**Work to be completed:** The answer must consist of every record, printed exactly as it stands.

** Available records follows **

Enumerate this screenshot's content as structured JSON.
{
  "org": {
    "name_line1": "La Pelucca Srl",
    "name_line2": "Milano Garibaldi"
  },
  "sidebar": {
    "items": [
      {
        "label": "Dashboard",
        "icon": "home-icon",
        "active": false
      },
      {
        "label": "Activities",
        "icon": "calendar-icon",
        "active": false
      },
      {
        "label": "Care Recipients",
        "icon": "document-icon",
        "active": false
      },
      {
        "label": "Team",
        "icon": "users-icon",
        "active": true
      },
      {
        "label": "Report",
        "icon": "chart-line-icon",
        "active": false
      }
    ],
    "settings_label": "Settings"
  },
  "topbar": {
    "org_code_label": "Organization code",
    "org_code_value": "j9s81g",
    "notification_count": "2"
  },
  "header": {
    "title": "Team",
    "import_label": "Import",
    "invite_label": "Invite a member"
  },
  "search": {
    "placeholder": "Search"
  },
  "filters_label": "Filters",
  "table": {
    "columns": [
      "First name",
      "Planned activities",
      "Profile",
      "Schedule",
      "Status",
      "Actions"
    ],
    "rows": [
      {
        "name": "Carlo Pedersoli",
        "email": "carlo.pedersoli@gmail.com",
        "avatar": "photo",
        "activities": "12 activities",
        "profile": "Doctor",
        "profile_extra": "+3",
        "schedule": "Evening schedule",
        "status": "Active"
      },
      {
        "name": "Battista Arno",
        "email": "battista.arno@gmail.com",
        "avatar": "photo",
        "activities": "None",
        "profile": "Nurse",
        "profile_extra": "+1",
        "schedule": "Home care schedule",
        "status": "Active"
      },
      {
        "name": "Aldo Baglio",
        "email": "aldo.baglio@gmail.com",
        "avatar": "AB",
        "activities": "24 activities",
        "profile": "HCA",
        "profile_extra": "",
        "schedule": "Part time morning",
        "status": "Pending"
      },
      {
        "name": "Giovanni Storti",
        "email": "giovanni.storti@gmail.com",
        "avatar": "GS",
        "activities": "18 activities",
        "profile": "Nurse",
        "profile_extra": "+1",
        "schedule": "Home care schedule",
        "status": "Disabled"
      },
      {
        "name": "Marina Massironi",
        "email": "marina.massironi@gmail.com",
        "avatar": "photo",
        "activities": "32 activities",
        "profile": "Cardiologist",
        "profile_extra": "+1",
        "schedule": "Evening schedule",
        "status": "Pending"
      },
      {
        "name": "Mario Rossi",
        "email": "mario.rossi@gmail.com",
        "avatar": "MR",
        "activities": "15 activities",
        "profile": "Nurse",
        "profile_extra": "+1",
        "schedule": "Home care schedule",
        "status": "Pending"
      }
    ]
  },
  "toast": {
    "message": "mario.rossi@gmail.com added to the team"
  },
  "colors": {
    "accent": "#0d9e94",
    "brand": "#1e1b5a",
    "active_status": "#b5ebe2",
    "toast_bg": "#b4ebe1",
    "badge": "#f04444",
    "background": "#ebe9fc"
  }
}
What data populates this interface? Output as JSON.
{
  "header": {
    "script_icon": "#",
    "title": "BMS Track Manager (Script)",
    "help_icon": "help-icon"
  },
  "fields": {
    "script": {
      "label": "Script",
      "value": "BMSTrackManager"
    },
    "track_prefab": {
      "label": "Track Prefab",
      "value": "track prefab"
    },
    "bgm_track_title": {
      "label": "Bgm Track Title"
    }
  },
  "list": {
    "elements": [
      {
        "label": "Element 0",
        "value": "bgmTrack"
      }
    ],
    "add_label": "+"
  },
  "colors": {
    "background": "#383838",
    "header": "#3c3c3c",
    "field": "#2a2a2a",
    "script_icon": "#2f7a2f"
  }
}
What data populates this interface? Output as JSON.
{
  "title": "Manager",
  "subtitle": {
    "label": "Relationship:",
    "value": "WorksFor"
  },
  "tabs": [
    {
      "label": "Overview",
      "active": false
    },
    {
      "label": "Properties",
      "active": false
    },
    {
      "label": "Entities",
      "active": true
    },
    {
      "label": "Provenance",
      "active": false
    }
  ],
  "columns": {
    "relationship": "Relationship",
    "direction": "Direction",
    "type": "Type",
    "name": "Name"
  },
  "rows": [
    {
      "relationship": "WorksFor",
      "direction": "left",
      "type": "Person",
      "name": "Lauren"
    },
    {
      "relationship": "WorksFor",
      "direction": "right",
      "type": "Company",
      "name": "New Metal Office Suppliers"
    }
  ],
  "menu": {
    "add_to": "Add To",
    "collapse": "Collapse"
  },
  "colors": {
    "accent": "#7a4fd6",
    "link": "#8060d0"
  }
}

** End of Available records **

**Task answer:**
Enumerate this screenshot's content as structured JSON.
{
  "org": {
    "name_line1": "La Pelucca Srl",
    "name_line2": "Milano Garibaldi"
  },
  "sidebar": {
    "items": [
      {
        "label": "Dashboard",
        "icon": "home-icon",
        "active": false
      },
      {
        "label": "Activities",
        "icon": "calendar-icon",
        "active": false
      },
      {
        "label": "Care Recipients",
        "icon": "document-icon",
        "active": false
      },
      {
        "label": "Team",
        "icon": "users-icon",
        "active": true
      },
      {
        "label": "Report",
        "icon": "chart-line-icon",
        "active": false
      }
    ],
    "settings_label": "Settings"
  },
  "topbar": {
    "org_code_label": "Organization code",
    "org_code_value": "j9s81g",
    "notification_count": "2"
  },
  "header": {
    "title": "Team",
    "import_label": "Import",
    "invite_label": "Invite a member"
  },
  "search": {
    "placeholder": "Search"
  },
  "filters_label": "Filters",
  "table": {
    "columns": [
      "First name",
      "Planned activities",
      "Profile",
      "Schedule",
      "Status",
      "Actions"
    ],
    "rows": [
      {
        "name": "Carlo Pedersoli",
        "email": "carlo.pedersoli@gmail.com",
        "avatar": "photo",
        "activities": "12 activities",
        "profile": "Doctor",
        "profile_extra": "+3",
        "schedule": "Evening schedule",
        "status": "Active"
      },
      {
        "name": "Battista Arno",
        "email": "battista.arno@gmail.com",
        "avatar": "photo",
        "activities": "None",
        "profile": "Nurse",
        "profile_extra": "+1",
        "schedule": "Home care schedule",
        "status": "Active"
      },
      {
        "name": "Aldo Baglio",
        "email": "aldo.baglio@gmail.com",
        "avatar": "AB",
        "activities": "24 activities",
        "profile": "HCA",
        "profile_extra": "",
        "schedule": "Part time morning",
        "status": "Pending"
      },
      {
        "name": "Giovanni Storti",
        "email": "giovanni.storti@gmail.com",
        "avatar": "GS",
        "activities": "18 activities",
        "profile": "Nurse",
        "profile_extra": "+1",
        "schedule": "Home care schedule",
        "status": "Disabled"
      },
      {
        "name": "Marina Massironi",
        "email": "marina.massironi@gmail.com",
        "avatar": "photo",
        "activities": "32 activities",
        "profile": "Cardiologist",
        "profile_extra": "+1",
        "schedule": "Evening schedule",
        "status": "Pending"
      },
      {
        "name": "Mario Rossi",
        "email": "mario.rossi@gmail.com",
        "avatar": "MR",
        "activities": "15 activities",
        "profile": "Nurse",
        "profile_extra": "+1",
        "schedule": "Home care schedule",
        "status": "Pending"
      }
    ]
  },
  "toast": {
    "message": "mario.rossi@gmail.com added to the team"
  },
  "colors": {
    "accent": "#0d9e94",
    "brand": "#1e1b5a",
    "active_status": "#b5ebe2",
    "toast_bg": "#b4ebe1",
    "badge": "#f04444",
    "background": "#ebe9fc"
  }
}
What data populates this interface? Output as JSON.
{
  "header": {
    "script_icon": "#",
    "title": "BMS Track Manager (Script)",
    "help_icon": "help-icon"
  },
  "fields": {
    "script": {
      "label": "Script",
      "value": "BMSTrackManager"
    },
    "track_prefab": {
      "label": "Track Prefab",
      "value": "track prefab"
    },
    "bgm_track_title": {
      "label": "Bgm Track Title"
    }
  },
  "list": {
    "elements": [
      {
        "label": "Element 0",
        "value": "bgmTrack"
      }
    ],
    "add_label": "+"
  },
  "colors": {
    "background": "#383838",
    "header": "#3c3c3c",
    "field": "#2a2a2a",
    "script_icon": "#2f7a2f"
  }
}
What data populates this interface? Output as JSON.
{
  "title": "Manager",
  "subtitle": {
    "label": "Relationship:",
    "value": "WorksFor"
  },
  "tabs": [
    {
      "label": "Overview",
      "active": false
    },
    {
      "label": "Properties",
      "active": false
    },
    {
      "label": "Entities",
      "active": true
    },
    {
      "label": "Provenance",
      "active": false
    }
  ],
  "columns": {
    "relationship": "Relationship",
    "direction": "Direction",
    "type": "Type",
    "name": "Name"
  },
  "rows": [
    {
      "relationship": "WorksFor",
      "direction": "left",
      "type": "Person",
      "name": "Lauren"
    },
    {
      "relationship": "WorksFor",
      "direction": "right",
      "type": "Company",
      "name": "New Metal Office Suppliers"
    }
  ],
  "menu": {
    "add_to": "Add To",
    "collapse": "Collapse"
  },
  "colors": {
    "accent": "#7a4fd6",
    "link": "#8060d0"
  }
}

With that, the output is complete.